* _The problem_:
Report how many lines of the entries below contain the word "JSON", and nothing more.

-- Dataset content follows --

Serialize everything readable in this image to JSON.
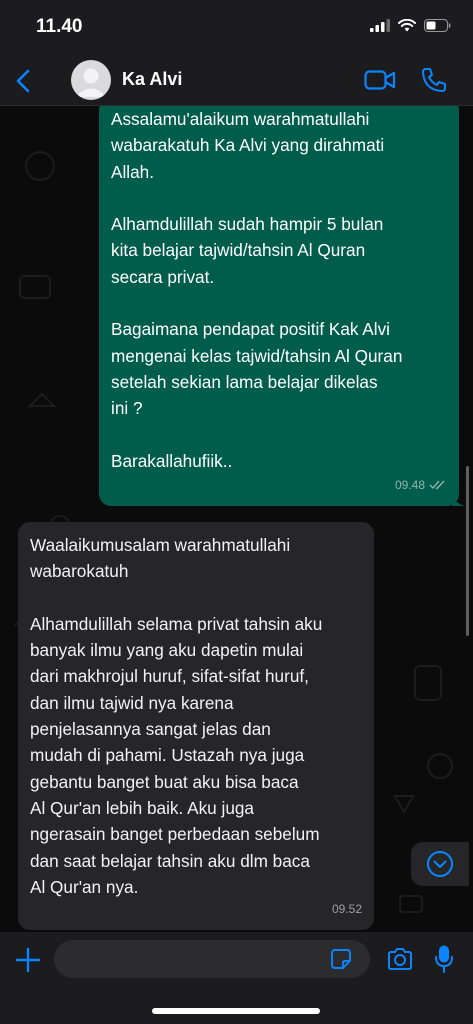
{
  "status_bar": {
    "time": "11.40"
  },
  "header": {
    "contact_name": "Ka Alvi"
  },
  "messages": [
    {
      "direction": "outgoing",
      "text": "Assalamu'alaikum warahmatullahi\nwabarakatuh Ka Alvi yang dirahmati\nAllah.\n\nAlhamdulillah sudah hampir 5 bulan\nkita belajar tajwid/tahsin Al Quran\nsecara privat.\n\nBagaimana pendapat positif Kak Alvi\nmengenai kelas tajwid/tahsin Al Quran\nsetelah sekian lama belajar dikelas\nini ?\n\nBarakallahufiik..",
      "time": "09.48"
    },
    {
      "direction": "incoming",
      "text": "Waalaikumusalam warahmatullahi\nwabarokatuh\n\nAlhamdulillah selama privat tahsin aku\nbanyak ilmu yang aku dapetin mulai\ndari makhrojul huruf, sifat-sifat huruf,\ndan ilmu tajwid nya karena\npenjelasannya sangat jelas dan\nmudah di pahami. Ustazah nya juga\ngebantu banget buat aku bisa baca\nAl Qur'an lebih baik. Aku juga\nngerasain banget perbedaan sebelum\ndan saat belajar tahsin aku dlm baca\nAl Qur'an nya.",
      "time": "09.52"
    }
  ],
  "composer": {
    "value": "",
    "placeholder": ""
  },
  "colors": {
    "accent": "#0a84ff",
    "outgoing_bubble": "#005c4b",
    "incoming_bubble": "#262628",
    "bar_background": "#1c1c1e"
  },
  "icons": [
    "back-chevron-icon",
    "avatar-icon",
    "video-call-icon",
    "phone-icon",
    "chevron-down-icon",
    "plus-icon",
    "sticker-icon",
    "camera-icon",
    "mic-icon",
    "read-receipt-icon",
    "signal-icon",
    "wifi-icon",
    "battery-icon"
  ]
}
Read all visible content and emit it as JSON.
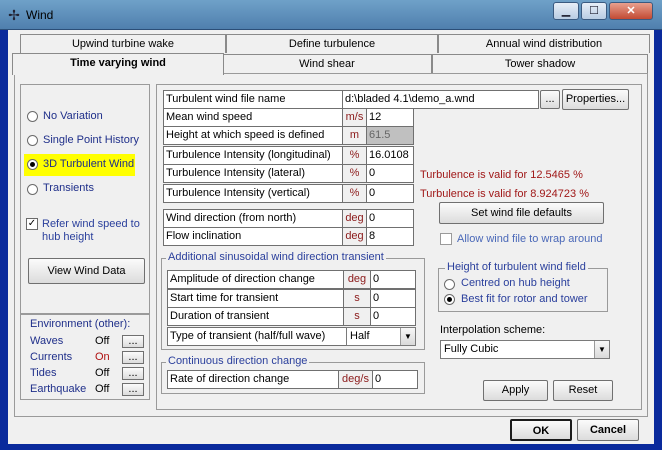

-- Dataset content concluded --

* _Answer_:
2